▶ Goal of the exercise: From the records below, please return each line that holds the word "this".

START The data

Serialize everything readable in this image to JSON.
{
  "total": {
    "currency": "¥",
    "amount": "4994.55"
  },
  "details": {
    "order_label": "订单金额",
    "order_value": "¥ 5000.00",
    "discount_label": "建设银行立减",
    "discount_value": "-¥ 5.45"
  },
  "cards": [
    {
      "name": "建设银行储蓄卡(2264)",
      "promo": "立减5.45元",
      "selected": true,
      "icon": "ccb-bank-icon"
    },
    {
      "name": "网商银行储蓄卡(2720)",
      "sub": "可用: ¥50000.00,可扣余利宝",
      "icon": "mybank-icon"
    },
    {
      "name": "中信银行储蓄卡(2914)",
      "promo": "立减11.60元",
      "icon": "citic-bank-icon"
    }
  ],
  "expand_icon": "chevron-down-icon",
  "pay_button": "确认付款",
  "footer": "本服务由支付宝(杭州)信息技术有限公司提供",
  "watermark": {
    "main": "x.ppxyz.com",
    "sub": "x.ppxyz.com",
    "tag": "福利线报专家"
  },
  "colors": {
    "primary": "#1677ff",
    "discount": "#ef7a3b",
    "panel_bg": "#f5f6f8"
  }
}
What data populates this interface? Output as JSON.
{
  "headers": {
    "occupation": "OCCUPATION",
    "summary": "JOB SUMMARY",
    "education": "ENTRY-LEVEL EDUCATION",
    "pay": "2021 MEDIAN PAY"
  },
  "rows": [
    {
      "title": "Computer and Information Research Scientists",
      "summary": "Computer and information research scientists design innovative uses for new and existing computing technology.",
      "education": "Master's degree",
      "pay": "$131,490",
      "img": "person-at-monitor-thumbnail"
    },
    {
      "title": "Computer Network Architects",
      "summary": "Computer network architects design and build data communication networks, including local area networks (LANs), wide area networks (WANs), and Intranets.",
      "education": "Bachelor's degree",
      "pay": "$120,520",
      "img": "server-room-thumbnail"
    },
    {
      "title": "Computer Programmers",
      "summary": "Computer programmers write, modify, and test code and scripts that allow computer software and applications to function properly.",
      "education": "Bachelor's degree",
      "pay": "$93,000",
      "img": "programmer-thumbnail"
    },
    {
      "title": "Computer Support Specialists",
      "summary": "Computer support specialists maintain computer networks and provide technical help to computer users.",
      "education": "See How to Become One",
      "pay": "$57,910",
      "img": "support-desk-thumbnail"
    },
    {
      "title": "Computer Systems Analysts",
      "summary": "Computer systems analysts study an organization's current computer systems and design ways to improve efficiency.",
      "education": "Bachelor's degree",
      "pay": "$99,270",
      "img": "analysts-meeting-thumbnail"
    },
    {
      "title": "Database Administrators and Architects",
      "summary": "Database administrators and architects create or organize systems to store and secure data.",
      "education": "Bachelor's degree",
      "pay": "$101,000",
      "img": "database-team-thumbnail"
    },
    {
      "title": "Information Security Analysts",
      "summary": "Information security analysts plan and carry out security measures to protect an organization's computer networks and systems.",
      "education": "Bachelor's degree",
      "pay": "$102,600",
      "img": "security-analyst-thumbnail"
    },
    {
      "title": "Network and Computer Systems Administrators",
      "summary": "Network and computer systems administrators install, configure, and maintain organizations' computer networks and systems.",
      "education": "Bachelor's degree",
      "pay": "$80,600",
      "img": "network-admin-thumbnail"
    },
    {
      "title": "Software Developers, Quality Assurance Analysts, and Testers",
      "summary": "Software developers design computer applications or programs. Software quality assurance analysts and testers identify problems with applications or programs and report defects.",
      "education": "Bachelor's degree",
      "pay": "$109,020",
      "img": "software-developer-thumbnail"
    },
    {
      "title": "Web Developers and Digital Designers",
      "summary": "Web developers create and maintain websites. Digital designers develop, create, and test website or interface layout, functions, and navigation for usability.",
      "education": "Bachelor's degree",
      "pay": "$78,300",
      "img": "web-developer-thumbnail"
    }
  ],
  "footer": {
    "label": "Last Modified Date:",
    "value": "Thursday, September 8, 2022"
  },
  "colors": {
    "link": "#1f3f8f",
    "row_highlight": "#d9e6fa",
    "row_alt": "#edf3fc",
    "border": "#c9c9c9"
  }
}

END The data

▶ Answer to the exercise:
Serialize everything readable in this image to JSON.
What data populates this interface? Output as JSON.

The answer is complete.